React Now

Latest stories from i100
Have you tried new the Independent Digital Edition apps?
iJobs Job Widget
iJobs General

Recruitment Genius: 3rd Line Virtualisation, Windows & Server Engineer

£40000 - £47000 per annum: Recruitment Genius: A 3rd Line Virtualisation / Sto...

Recruitment Genius: Refrigeration and Air Conditioning Service Engineer

£26000 - £35000 per annum: Recruitment Genius: A successful national service f...

Recruitment Genius: Business Development Executive / Sales - OTE £25,000

£15000 - £25000 per annum: Recruitment Genius: This is an opportunity to join ...

Recruitment Genius: Sales Administrator - Fixed Term Contract

£17500 - £20000 per annum: Recruitment Genius: We currently require an experie...

Day In a Page

Read Next

Andy Coulson: With former News of the World editor cleared of perjury charges, what will he do next?

James Cusick James Cusick
Jack Warner  

Fifa corruption: Strip Qatar of the World Cup? Not likely

Tom Peck
Syria civil war: Meet the military commander who says his soldiers will not rest until every inch of their war torn country is free of Islamist 'terrorists'
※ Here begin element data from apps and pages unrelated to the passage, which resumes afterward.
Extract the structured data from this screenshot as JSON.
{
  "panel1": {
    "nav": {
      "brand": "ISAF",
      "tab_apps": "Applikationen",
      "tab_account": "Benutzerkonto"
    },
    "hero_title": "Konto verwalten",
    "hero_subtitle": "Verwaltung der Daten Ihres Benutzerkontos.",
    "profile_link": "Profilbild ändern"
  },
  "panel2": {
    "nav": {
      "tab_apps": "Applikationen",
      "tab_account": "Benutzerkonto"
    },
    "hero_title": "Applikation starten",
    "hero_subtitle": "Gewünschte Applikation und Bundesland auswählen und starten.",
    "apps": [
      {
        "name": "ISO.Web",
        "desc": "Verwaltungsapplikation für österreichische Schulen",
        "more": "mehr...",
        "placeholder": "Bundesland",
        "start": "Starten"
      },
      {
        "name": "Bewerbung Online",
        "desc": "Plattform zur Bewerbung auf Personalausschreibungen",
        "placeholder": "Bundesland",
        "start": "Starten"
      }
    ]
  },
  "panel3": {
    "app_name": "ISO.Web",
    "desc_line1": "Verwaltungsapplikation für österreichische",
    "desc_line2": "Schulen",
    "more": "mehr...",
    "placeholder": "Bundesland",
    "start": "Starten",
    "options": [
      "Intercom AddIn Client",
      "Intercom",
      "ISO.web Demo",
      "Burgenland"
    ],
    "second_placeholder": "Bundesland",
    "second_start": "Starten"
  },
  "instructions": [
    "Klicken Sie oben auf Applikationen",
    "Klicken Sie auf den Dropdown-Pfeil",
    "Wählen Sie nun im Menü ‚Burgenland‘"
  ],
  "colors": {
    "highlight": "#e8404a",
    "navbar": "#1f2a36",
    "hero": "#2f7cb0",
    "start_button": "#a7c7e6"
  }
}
‘We won’t stop until Syria is back to normal’

Near the front lines with Islamist-controlled towns where Assad’s troops were besieged just last month, Robert Fisk meets a commander confidently preparing his soldiers for battle
The inside story of how Bill Clinton built a $2bn global foundation may undermine Hillary's chances

The inside story of how Bill Clinton built a $2bn global foundation...

... and how it may undermine Hillary's chances in 2016
12 best olive oils

Extra-virgin, cold-press, early-harvest, ultra-premium: 12 best olive oils

Choosing an olive oil is a surprising minefield. Save yourself the hassle with our handy guide
Sepp Blatter resignation: The beginning of Fifa's long road to reform?

Does Blatter's departure mean Fifa will automatically clean up its act?

Don't bet on it, says Tom Peck
Charles Kennedy: The baby of the House who grew into a Lib Dem giant

The baby of the House who grew into a Lib Dem giant

Charles Kennedy was consistently a man of the centre-left, dedicated to social justice, but was also a champion of liberty and an opponent of the nanny-state, says Baroness Williams
Syria civil war: The harrowing testament of a five-year-old victim of this endless conflict

The harrowing testament of a five-year-old victim of Syria's endless civil war

Sahar Qanbar lost her mother and brother as civilians and government soldiers fought side by side after being surrounded by brutal Islamist fighters. Robert Fisk visited her
The future of songwriting: How streaming is changing everything we know about making music

The future of songwriting

How streaming is changing everything we know about making music
William Shemin and Henry Johnson: Jewish and black soldiers receive World War I Medal of Honor amid claims of discrimination

Recognition at long last

Jewish and black soldiers who fought in WWI finally receive medals after claims of discrimination
Beating obesity: The new pacemaker which helps over-eaters

Beating obesity

The new pacemaker which helps over-eaters
9 best women's festival waterproofs

Ready for rain: 9 best women's festival waterproofs

These are the macs to keep your denim dry and your hair frizz-free(ish)
Cycling World Hour Record: Nervous Sir Bradley Wiggins ready for pain as he prepares to go distance

Wiggins worried

Nervous Sir Bradley ready for pain as he prepares to attempt cycling's World Hour Record
Liverpool close in on Milner signing

Liverpool close in on Milner signing

Reds baulk at Christian Benteke £32.5m release clause
On your feet! Spending at least two hours a day standing reduces the risk of heart attacks, cancer and diabetes, according to new research

On your feet!

Spending half the day standing 'reduces risk of heart attacks and cancer'
With scores of surgeries closing, what hope is there for the David Cameron's promise of 5,000 more GPs and a 24/7 NHS?

The big NHS question

Why are there so few new GPs when so many want to study medicine?
Big knickers are back: Thongs ain't what they used to be

Thongs ain't what they used to be

Big knickers are back